2. Racial Disparities in Melanoma Survival – The majority of patients diagnosed with melanoma are white, but non-white patients have worse overall survival and are diagnosed at later stages. Greater melanoma awareness is needed in non-white populations.
Source: Practice Update
3. Study into black people’s health is launched- PhD student wants to understand why African Caribbeans are disproportionately affected by certain diseases
Source: The Voice
If you have current medical news to contribute, please email it with the source and your contact information with MEDICAL NEWS SUBMISSION in the subject line to:
Miss Japan won by half Indian Priyanka Yoshikawa

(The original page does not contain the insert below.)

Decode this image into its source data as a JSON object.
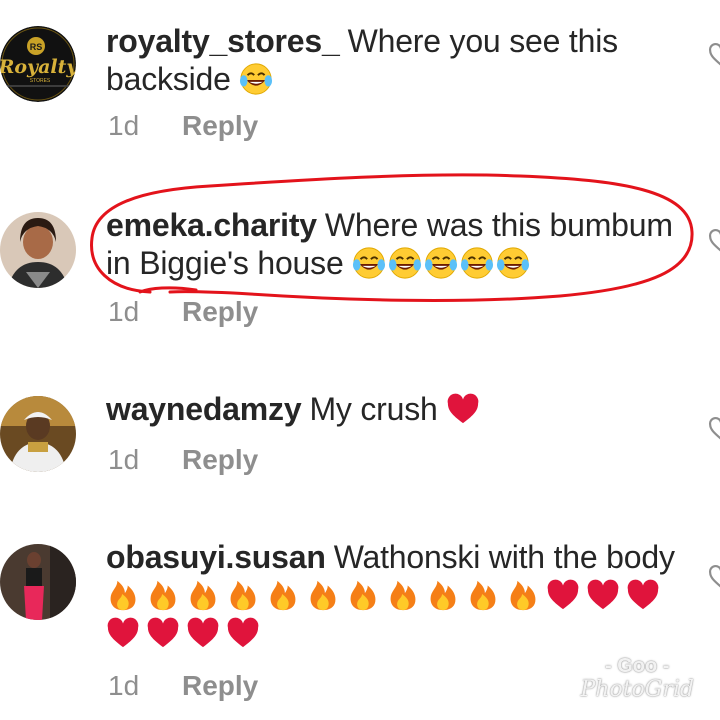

A half-Indian woman has been crowned Miss World Japan, the second year in a row a biracial person has won a beauty pageant in the country.
Priyanka Yoshikawa, 22 and who also has an elephant training licence, said she would use her win to “change perceptions”.
Last year, Ariana Miyamoto was the first mixed-race person to win the Miss Universe pageant.
Critics complained then that a “pure” Japanese should have won.
Only about 2% of babies born every year in Japan are biracial, or “haafu”, the Japanese word for half.
“We are Japanese,” Ms Yoshikawa told AFP news agency. “Yes, my dad is Indian and I’m proud of it, I’m proud that I have Indian in me. But that doesn’t mean I’m not Japanese.”
She credited her win to Ms Miyamoto, saying she had helped show “mixed girls the way”.
“Before Ariana, haafu girls couldn’t represent Japan,” said Ms Yoshikawa. “That’s what I thought too. Ariana encouraged me a lot by showing me and all mixed girls the way.
“I know a lot of people who are haafu and suffer,” she said. “When I came back to Japan, everyone thought I was a germ.”
“Like if they touched me they would be touching something bad. But I’m thankful because that made me really strong.”
A few years ago, a woman of Indian descent, Nina Davuluri, faced Twitter abuse after being crowned Miss America. Some called her an “Arab”, some a “terrorist”, and some an “Arab terrorist”. Indians, in large numbers, came to her defence.
Now, Ms Yoshikawa is being criticised for having an Indian father and some Indians have taken to social media to advise the Japanese to “get over it”. One Twitter user said she won because she “must have deserved it” while another said “after Gautam Buddha, Ms Yoshikawa is the only Indian to make it big in Japan”.
In Ms Yoshikawa’s case – as in Ms Davuluri’s before her – the biggest complaint seems to be the “lack of purity”. But some are wondering whether this debate over purity has any relevance in today’s globalised world.
As one Twitter user said: “Talent cannot be controlled or ruled by caste, colour, gender or country of origin.”
The pageant winner, also an avid kick-boxer and qualified elephant trainer, said that she hoped to change perceptions.
“When I’m abroad, people never ask me what mix I am. As Miss Japan, hopefully I can help change perceptions so that it can be the same here too.”
‘I feel Japanese’
Ms Yoshikawa’s win did not trigger the backlash that Ms Miyamoto received on social media.
There were however, several on Twitter that expressed unhappiness.
(Image copyright Getty Images)